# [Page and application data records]
*** Block opens ***
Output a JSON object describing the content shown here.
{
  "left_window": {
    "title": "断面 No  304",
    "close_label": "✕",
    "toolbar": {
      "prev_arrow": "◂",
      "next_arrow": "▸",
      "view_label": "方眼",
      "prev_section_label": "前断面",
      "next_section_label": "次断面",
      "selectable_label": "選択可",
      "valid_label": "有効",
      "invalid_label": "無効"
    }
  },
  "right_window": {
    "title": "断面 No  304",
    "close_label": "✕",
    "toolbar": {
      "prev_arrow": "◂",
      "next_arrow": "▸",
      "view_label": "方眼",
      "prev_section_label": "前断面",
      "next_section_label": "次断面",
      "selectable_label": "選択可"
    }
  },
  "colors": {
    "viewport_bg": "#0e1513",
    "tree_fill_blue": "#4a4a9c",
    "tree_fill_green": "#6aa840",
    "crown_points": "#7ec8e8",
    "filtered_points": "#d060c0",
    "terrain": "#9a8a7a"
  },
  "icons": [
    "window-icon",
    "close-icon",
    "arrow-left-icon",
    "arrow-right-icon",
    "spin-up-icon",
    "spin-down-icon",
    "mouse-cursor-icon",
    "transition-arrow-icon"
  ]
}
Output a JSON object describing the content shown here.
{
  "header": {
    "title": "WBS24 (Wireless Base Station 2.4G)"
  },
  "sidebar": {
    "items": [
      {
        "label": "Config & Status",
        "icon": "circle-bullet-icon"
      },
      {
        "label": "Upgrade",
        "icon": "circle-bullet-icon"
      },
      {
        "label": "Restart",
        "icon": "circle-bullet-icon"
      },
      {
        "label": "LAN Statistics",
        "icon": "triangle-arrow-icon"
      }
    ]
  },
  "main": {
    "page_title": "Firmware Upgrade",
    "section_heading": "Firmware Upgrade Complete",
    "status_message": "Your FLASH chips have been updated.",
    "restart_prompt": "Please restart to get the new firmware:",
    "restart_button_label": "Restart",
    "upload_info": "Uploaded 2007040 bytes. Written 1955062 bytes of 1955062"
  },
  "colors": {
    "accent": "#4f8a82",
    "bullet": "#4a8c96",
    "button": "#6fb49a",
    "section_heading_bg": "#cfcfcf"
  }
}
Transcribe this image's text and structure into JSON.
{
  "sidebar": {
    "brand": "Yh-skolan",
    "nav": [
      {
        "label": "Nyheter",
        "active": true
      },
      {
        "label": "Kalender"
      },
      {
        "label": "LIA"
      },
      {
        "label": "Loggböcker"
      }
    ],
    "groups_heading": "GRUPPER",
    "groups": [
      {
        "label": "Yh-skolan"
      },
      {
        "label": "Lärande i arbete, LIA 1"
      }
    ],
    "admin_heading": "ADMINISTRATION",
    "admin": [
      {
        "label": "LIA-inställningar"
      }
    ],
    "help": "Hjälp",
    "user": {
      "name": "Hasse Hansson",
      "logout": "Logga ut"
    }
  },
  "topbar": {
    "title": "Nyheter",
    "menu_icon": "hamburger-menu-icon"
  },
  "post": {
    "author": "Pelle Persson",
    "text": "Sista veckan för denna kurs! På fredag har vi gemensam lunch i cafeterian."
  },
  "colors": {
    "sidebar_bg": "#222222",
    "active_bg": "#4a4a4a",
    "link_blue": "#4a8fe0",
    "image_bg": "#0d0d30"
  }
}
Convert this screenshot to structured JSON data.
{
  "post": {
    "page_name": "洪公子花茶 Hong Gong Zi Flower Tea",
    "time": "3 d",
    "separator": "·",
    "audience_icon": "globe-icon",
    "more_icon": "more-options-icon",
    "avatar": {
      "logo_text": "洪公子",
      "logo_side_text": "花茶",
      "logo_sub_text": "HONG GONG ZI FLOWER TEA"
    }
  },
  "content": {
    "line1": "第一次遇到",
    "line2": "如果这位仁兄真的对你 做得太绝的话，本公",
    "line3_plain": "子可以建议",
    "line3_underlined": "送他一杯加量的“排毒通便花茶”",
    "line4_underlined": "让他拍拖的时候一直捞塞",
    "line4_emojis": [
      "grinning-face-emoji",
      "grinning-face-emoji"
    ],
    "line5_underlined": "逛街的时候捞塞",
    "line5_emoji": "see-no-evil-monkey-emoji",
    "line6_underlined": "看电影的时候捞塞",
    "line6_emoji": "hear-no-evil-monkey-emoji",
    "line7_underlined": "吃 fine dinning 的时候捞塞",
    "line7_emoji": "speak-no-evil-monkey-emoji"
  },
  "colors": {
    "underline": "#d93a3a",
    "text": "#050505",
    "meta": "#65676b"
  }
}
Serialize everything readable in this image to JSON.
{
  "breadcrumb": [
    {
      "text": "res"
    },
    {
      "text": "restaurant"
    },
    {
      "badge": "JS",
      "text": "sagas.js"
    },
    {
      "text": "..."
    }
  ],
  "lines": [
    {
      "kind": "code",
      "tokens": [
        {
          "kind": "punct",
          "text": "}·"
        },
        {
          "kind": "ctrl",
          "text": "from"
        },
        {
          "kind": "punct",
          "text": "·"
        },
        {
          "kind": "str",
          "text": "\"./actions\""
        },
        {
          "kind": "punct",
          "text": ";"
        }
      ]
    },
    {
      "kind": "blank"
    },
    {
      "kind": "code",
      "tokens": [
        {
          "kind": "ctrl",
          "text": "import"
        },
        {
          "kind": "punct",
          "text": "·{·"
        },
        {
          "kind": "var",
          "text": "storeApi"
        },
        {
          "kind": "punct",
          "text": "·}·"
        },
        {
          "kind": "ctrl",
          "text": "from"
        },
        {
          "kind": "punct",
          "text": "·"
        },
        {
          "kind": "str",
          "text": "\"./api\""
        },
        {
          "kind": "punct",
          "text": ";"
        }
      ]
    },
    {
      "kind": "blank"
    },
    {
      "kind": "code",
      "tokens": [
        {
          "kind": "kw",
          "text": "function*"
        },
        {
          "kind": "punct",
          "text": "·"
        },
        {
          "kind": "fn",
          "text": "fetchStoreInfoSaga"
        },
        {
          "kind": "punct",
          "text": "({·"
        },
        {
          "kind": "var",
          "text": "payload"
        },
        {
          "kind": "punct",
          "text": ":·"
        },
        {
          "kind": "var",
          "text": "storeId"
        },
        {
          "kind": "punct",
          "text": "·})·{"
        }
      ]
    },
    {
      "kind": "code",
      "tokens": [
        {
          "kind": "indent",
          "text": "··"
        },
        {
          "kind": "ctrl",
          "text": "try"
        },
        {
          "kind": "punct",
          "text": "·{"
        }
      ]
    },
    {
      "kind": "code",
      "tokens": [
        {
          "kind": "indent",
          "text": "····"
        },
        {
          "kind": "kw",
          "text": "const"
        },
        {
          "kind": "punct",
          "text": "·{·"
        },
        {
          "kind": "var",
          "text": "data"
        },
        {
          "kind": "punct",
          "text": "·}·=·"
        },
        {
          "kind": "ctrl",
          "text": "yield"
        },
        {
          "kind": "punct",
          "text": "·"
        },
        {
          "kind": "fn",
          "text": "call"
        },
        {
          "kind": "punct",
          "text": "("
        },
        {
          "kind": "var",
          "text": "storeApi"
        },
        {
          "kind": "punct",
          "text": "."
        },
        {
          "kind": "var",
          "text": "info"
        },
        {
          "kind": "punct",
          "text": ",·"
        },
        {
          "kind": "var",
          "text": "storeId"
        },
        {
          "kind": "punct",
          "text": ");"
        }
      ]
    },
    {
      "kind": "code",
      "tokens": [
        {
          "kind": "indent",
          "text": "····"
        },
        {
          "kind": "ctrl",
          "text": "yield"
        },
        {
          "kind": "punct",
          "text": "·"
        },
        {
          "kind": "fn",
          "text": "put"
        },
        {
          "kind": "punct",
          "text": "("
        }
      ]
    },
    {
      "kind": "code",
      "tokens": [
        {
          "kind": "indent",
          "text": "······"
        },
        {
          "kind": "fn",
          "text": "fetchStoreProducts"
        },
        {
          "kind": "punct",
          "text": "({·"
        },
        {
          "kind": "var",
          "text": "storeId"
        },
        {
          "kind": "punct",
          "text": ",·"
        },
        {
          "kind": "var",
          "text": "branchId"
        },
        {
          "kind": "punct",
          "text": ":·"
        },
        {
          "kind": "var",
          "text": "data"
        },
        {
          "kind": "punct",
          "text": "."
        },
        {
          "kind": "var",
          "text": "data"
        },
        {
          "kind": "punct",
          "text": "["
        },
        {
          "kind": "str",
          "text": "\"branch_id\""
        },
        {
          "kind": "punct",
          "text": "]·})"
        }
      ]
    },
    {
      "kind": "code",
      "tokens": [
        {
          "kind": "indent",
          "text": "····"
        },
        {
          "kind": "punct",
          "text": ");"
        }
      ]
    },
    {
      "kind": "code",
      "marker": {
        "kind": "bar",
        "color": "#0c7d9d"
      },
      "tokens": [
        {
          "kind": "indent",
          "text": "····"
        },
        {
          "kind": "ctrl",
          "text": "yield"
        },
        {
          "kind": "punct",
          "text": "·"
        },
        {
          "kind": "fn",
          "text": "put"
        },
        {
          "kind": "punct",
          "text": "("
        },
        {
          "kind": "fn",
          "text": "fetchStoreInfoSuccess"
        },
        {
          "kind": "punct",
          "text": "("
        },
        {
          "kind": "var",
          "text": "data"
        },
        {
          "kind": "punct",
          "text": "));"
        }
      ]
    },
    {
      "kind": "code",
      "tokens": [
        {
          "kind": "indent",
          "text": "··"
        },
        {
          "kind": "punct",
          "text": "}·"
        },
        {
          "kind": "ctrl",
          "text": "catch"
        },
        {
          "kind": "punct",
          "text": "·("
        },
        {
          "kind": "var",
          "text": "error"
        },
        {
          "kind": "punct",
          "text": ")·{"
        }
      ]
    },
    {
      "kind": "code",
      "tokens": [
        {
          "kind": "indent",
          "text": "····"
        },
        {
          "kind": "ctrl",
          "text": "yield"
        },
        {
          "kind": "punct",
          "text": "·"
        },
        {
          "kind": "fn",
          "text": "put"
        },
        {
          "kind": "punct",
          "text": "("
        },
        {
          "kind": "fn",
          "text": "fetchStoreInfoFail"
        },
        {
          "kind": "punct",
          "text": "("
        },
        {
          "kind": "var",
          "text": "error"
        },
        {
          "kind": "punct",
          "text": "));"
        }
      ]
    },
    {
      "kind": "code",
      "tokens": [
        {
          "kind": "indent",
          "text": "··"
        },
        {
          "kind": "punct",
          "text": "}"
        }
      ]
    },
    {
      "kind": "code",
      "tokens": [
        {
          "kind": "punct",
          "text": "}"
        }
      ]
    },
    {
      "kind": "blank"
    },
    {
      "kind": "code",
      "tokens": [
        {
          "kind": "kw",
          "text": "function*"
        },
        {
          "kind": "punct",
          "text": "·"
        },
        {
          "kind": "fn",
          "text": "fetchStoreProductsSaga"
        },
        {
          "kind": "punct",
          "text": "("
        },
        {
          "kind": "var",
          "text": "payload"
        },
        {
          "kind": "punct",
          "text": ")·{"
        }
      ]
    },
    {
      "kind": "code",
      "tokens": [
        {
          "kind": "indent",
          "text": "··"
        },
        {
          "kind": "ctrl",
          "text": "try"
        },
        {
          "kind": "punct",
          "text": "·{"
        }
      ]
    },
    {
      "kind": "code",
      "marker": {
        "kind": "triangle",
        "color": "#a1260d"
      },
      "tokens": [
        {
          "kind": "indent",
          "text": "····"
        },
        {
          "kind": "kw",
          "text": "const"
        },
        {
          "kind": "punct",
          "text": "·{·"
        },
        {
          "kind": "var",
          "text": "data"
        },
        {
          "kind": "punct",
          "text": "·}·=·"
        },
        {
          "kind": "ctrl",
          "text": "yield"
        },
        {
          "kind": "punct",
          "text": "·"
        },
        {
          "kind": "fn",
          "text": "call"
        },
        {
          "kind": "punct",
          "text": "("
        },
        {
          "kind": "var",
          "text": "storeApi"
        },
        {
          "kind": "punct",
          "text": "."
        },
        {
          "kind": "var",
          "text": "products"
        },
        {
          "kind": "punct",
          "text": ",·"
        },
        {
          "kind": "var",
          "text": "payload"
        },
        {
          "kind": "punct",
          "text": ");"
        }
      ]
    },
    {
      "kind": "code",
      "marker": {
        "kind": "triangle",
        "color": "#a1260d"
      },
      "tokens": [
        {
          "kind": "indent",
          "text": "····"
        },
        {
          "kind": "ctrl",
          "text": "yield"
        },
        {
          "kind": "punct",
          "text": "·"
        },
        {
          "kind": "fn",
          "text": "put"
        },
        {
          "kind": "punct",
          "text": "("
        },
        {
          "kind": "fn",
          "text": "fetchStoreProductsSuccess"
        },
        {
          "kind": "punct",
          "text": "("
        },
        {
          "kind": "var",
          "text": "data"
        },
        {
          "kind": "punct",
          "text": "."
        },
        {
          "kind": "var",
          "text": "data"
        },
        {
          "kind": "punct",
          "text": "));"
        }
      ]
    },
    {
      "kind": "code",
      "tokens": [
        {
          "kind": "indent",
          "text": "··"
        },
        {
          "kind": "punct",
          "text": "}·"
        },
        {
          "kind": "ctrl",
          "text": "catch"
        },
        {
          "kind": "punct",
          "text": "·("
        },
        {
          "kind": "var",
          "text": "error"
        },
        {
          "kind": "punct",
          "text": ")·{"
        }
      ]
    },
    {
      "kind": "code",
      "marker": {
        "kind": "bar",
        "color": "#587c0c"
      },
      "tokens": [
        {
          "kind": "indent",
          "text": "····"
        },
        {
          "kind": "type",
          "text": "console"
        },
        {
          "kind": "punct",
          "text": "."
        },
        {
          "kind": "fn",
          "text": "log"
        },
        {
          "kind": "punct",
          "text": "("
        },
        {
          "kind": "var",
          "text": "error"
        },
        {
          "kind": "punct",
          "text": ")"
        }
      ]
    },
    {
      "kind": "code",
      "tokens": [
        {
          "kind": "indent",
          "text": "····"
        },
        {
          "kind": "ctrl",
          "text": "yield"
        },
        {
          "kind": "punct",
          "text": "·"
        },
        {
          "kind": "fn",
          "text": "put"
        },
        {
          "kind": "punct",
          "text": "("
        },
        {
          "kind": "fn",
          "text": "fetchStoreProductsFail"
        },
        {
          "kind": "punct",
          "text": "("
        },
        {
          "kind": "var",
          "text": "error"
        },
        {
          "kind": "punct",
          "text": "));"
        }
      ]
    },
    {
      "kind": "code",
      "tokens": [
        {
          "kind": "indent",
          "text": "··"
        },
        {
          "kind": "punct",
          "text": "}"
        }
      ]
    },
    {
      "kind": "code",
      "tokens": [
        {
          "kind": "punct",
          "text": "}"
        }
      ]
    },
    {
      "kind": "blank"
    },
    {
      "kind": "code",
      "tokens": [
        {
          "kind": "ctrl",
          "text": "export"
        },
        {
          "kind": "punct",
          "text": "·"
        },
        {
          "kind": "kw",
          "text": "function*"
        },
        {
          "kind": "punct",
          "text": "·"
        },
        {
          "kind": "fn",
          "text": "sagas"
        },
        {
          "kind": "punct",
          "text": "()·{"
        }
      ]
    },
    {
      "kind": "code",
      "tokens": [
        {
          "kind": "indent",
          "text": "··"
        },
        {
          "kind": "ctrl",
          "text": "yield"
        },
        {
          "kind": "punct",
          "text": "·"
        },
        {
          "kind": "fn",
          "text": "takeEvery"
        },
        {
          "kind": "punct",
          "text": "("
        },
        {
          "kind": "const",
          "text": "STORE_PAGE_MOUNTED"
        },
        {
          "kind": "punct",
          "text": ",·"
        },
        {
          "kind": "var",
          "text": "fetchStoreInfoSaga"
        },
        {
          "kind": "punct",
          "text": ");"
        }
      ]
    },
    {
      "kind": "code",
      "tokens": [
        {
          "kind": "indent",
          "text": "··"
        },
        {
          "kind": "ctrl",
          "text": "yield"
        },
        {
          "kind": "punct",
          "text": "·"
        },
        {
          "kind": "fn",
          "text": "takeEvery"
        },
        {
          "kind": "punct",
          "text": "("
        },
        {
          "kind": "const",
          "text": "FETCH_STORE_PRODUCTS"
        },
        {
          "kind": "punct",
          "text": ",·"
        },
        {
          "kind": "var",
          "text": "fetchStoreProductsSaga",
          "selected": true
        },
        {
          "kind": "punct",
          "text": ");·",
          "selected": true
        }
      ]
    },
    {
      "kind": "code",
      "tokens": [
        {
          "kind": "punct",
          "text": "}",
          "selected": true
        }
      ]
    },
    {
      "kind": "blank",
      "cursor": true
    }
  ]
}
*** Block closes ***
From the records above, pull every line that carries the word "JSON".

Output a JSON object describing the content shown here.
Output a JSON object describing the content shown here.
Transcribe this image's text and structure into JSON.
Convert this screenshot to structured JSON data.
Serialize everything readable in this image to JSON.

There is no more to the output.